Place signs in the Lienzo de Tlaxcala present additional difficulties. Most place signs are drawn on top of a rounded brown hill sign. However, very few of those places are ‘“tepec place names. Instead, in the style of writing used in the Lienzo, emphasis is placed on representing the first part of a place name.23 For example, Cell 76 (the Cell right next to Cell 77, whose Quetzaltenango place sign we discussed above) represents the place name for Tzapotitlan, ‘Place of the Zapote Tree’ or ‘Place of Zapote Trees.’ This town is represented by a zapote tree drawn on top of a hill (Figure 17). Thus the Tzapot- part of this place name is indicated, but no teeth are drawn to indicate the ‘“tlan part of the name.
As you can see, the interpretation of Central Mexican place signs is complicated. Much still needs to be understood. The system looks confusing and irregular now, but perhaps this is because we don’t fully understand the art of composition that ancient scribes were using.
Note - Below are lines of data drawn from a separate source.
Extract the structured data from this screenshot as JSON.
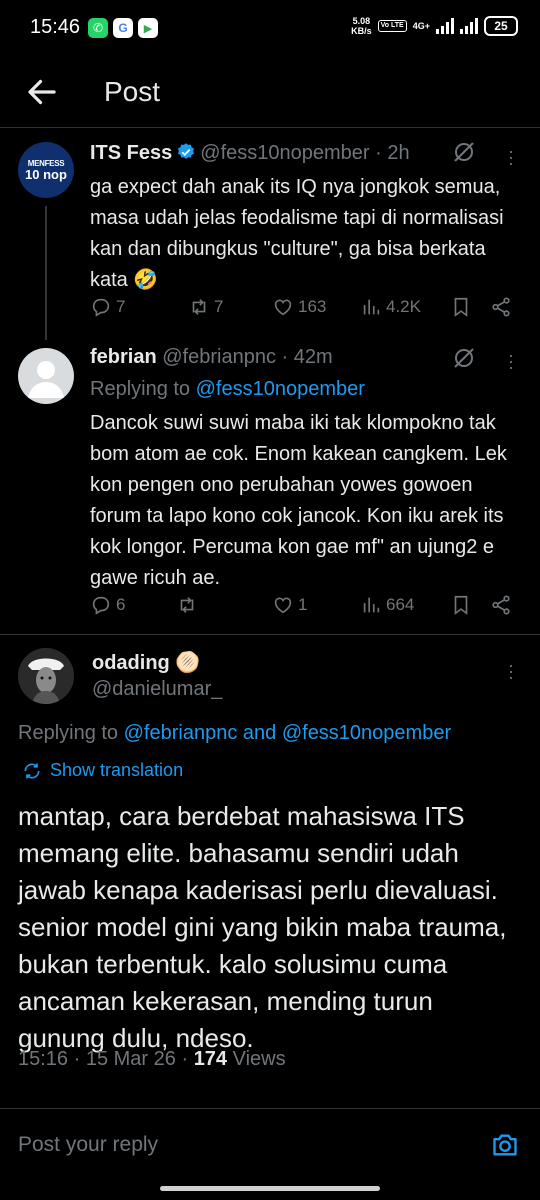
{
  "status_bar": {
    "time": "15:46",
    "speed_value": "5.08",
    "speed_unit": "KB/s",
    "volte": "Vo LTE",
    "network": "4G+",
    "battery": "25"
  },
  "header": {
    "title": "Post"
  },
  "tweets": [
    {
      "name": "ITS Fess",
      "handle": "@fess10nopember",
      "time": "· 2h",
      "avatar_text_1": "MENFESS",
      "avatar_text_2": "10 nop",
      "text": "ga expect dah anak its IQ nya jongkok semua, masa udah jelas feodalisme tapi di normalisasi kan dan dibungkus \"culture\", ga bisa berkata kata 🤣",
      "replies": "7",
      "retweets": "7",
      "likes": "163",
      "views": "4.2K"
    },
    {
      "name": "febrian",
      "handle": "@febrianpnc",
      "time": "· 42m",
      "replying_label": "Replying to",
      "replying_to": "@fess10nopember",
      "text": "Dancok suwi suwi maba iki tak klompokno tak bom atom ae cok. Enom kakean cangkem. Lek kon pengen ono perubahan yowes gowoen forum ta lapo kono cok jancok. Kon iku arek its kok longor. Percuma kon gae mf\" an ujung2 e gawe ricuh ae.",
      "replies": "6",
      "retweets": "",
      "likes": "1",
      "views": "664"
    }
  ],
  "main_post": {
    "name": "odading",
    "emoji": "🫓",
    "handle": "@danielumar_",
    "replying_label": "Replying to",
    "replying_to_1": "@febrianpnc",
    "replying_and": "and",
    "replying_to_2": "@fess10nopember",
    "show_translation": "Show translation",
    "text": "mantap, cara berdebat mahasiswa ITS memang elite. bahasamu sendiri udah jawab kenapa kaderisasi perlu dievaluasi. senior model gini yang bikin maba trauma, bukan terbentuk. kalo solusimu cuma ancaman kekerasan, mending turun gunung dulu, ndeso.",
    "time": "15:16",
    "date": "15 Mar 26",
    "views_count": "174",
    "views_label": "Views"
  },
  "reply_input": {
    "placeholder": "Post your reply"
  },
  "colors": {
    "background": "#000000",
    "text": "#e7e9ea",
    "muted": "#71767b",
    "link": "#1d9bf0",
    "verified": "#1d9bf0",
    "divider": "#2f3336"
  }
}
Tlaltecuhtli in the Altepetl >
13 Lacadena 2008a, 6.
14 Sixteenth-century spelling was very flexible, the ç and z and tz sounds could all be written using the same characters. The town name spelling Huiçillapan in one document might be spelled Huitzillapan in another. For more information, see the User’s Guide to the Additional Documents section of Mesolore’s archive, as well as the introductory tutorials to ‘The Alvarado Vocabulario ‘ and ‘The Molina Vocabulario.’
15 Why Nahuatl writing used such extensive abbreviation is unclear. Lacadena (2008, 14) includes this as one of the three features that distinguish the Nahuatl writing system from other logosyllabic systems such as Sumerian, Akkadian, Linear B, and Egyptian and Maya hieroglyphs.
16 Lacadena 2008a, 9.
17 On the standard phonetic structure of logograms, see Lacadena 2008a, 6: ‘the reading value of a logogram is that of the word which it represents in composition’—and he continues in footnote 10 on the same page—‘For example, SIWA, ‘woman,’ not * SIWATL; AKA, ‘reed,’ not * AKATL; SITLAL ‘star,’ not * SITLALIN.’ For good introductory dictionaries of Nahuatl that includes vowel lengths and indicates the stems of nouns, see Karttunen 1992 and Lockhart 2001, 210-243. The entry for tenam-itl), wall, is found on Lockhart 2001, 233.
18 Lacadena 2008b, 40.
19 Lacadena 2008a, 7.
20 Lacadena 2008a, 11.
21 Lacadena 2008a, 6.
22 Lacadena 2008a, 6. On the dreadlocks worn by indigenous priests, see Motolinía 1951 [1538-1541]: 99, n. 3, and 120.
23 This generic use of hill signs, in which they indicate a place in general and not a hill-place specifically, is discussed by Elizabeth Hill Boone: ‘The hill element is by far the most common. It can actually refer to a hill, but it often simply serves as the foundation on which identifying elements are put’ (Boone 2000, 49).